What is expected -> Find every line below that contains the word "name" and copy it out.

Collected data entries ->
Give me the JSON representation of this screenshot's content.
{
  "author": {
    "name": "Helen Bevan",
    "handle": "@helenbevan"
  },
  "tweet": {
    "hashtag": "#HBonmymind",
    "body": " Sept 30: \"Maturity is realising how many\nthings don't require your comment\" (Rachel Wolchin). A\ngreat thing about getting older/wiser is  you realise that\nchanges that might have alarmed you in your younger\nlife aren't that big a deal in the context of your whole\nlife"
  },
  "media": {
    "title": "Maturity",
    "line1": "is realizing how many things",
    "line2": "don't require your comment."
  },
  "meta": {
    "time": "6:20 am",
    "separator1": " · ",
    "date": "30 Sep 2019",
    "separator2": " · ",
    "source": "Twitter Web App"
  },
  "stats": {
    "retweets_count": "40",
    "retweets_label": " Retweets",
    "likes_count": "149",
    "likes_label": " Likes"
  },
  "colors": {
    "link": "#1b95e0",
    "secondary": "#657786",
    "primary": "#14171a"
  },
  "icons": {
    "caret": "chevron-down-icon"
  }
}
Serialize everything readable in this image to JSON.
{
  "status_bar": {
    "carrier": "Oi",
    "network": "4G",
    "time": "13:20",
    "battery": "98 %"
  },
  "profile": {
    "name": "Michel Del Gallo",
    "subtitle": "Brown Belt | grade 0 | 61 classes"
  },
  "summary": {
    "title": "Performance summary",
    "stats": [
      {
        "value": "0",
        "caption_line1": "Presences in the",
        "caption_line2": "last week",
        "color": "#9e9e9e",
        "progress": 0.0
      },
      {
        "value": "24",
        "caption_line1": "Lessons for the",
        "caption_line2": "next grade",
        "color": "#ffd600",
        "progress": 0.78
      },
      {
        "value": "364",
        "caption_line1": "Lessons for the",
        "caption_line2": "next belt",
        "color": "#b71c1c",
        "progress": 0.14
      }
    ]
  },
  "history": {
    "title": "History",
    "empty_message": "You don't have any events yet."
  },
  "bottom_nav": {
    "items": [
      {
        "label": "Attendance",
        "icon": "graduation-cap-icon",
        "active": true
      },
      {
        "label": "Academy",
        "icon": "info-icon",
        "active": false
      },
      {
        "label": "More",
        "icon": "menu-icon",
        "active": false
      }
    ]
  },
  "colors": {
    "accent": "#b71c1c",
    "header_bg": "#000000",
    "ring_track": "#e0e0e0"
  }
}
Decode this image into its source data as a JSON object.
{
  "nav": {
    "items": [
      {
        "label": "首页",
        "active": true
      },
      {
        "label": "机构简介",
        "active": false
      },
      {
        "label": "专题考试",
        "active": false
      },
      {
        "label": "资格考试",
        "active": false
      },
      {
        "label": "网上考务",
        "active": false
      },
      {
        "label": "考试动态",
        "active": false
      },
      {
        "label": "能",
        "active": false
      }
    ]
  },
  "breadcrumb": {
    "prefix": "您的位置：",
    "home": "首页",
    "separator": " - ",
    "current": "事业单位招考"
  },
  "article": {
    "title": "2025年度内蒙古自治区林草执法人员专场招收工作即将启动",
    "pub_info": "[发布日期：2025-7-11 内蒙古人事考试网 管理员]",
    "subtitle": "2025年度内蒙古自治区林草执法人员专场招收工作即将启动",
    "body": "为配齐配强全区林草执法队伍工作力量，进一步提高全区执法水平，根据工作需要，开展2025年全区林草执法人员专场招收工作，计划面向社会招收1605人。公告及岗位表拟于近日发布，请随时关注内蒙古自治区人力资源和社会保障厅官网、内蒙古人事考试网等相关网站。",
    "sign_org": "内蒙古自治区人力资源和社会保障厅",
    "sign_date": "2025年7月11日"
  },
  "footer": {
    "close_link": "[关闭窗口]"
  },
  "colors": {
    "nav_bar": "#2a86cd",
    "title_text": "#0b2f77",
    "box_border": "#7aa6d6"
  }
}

Answer space ->
    "name": "Helen Bevan",
    "name": "Michel Del Gallo",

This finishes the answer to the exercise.